YOUR OBJECTIVE: Read through the records. Copy each line that has the word "Frequency".

------------------------------------------------------------

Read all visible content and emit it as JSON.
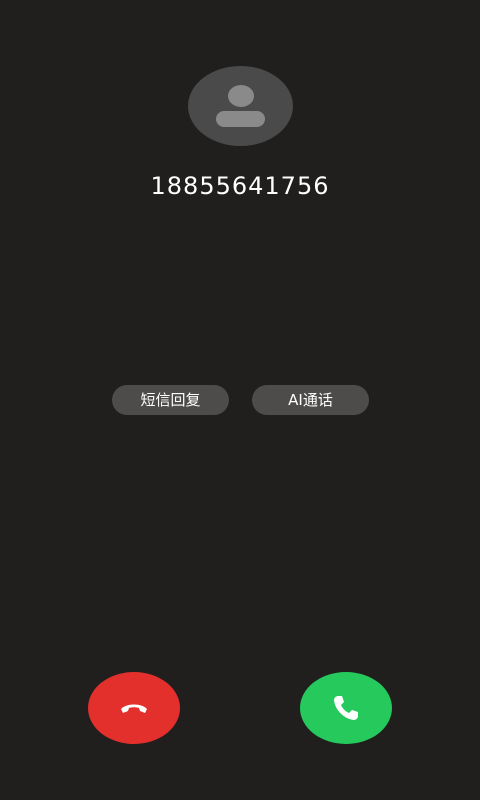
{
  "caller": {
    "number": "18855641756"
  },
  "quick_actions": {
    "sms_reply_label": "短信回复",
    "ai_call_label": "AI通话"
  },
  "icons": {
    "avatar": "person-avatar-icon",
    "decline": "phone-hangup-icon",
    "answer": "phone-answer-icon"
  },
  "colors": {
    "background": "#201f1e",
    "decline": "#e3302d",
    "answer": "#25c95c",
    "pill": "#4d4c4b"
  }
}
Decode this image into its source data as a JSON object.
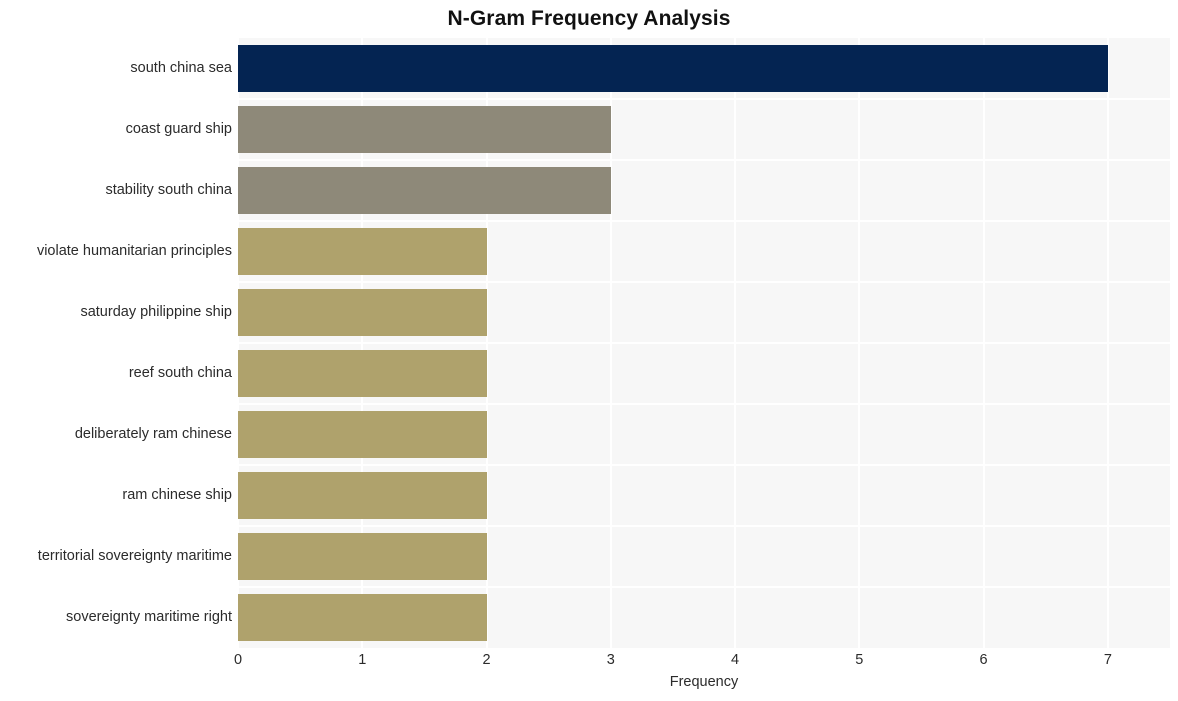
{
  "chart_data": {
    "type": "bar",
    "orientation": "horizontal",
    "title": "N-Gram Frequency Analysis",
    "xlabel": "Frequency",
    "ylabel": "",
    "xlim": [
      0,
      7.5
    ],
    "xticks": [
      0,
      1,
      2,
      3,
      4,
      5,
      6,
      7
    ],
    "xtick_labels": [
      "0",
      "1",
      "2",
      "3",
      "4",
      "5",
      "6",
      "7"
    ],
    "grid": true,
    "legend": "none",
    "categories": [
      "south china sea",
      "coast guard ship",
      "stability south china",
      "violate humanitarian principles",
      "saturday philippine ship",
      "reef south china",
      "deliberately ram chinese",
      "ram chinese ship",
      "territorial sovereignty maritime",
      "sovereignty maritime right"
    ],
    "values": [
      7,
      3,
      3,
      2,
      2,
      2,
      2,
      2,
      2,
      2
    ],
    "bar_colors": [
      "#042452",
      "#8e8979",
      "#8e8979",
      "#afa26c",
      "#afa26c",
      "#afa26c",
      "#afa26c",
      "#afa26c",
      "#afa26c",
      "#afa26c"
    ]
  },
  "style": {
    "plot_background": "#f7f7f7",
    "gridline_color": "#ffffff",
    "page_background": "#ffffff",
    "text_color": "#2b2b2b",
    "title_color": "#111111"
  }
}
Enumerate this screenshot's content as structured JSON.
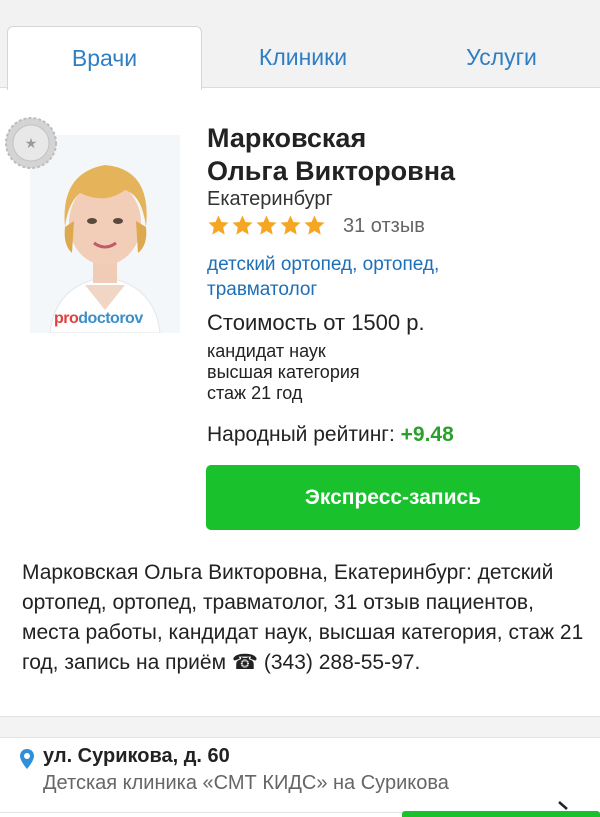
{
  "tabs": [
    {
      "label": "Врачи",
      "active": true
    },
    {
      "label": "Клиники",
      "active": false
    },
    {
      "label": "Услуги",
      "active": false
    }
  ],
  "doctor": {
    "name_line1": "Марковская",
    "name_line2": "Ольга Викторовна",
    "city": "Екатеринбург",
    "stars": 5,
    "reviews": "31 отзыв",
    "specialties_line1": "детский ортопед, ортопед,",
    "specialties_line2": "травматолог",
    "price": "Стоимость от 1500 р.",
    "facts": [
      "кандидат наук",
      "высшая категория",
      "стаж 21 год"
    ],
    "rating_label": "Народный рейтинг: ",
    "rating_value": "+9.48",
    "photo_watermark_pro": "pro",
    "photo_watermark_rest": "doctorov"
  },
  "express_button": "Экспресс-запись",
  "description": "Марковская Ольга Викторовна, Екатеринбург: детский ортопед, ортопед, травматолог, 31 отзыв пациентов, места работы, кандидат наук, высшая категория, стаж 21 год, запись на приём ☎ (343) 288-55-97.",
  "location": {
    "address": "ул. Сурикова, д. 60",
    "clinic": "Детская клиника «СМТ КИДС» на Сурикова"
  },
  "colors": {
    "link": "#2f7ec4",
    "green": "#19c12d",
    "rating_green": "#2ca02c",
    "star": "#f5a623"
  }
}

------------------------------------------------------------

ANSWER:
    "title": "N-Gram Frequency Analysis",
    "xlabel": "Frequency",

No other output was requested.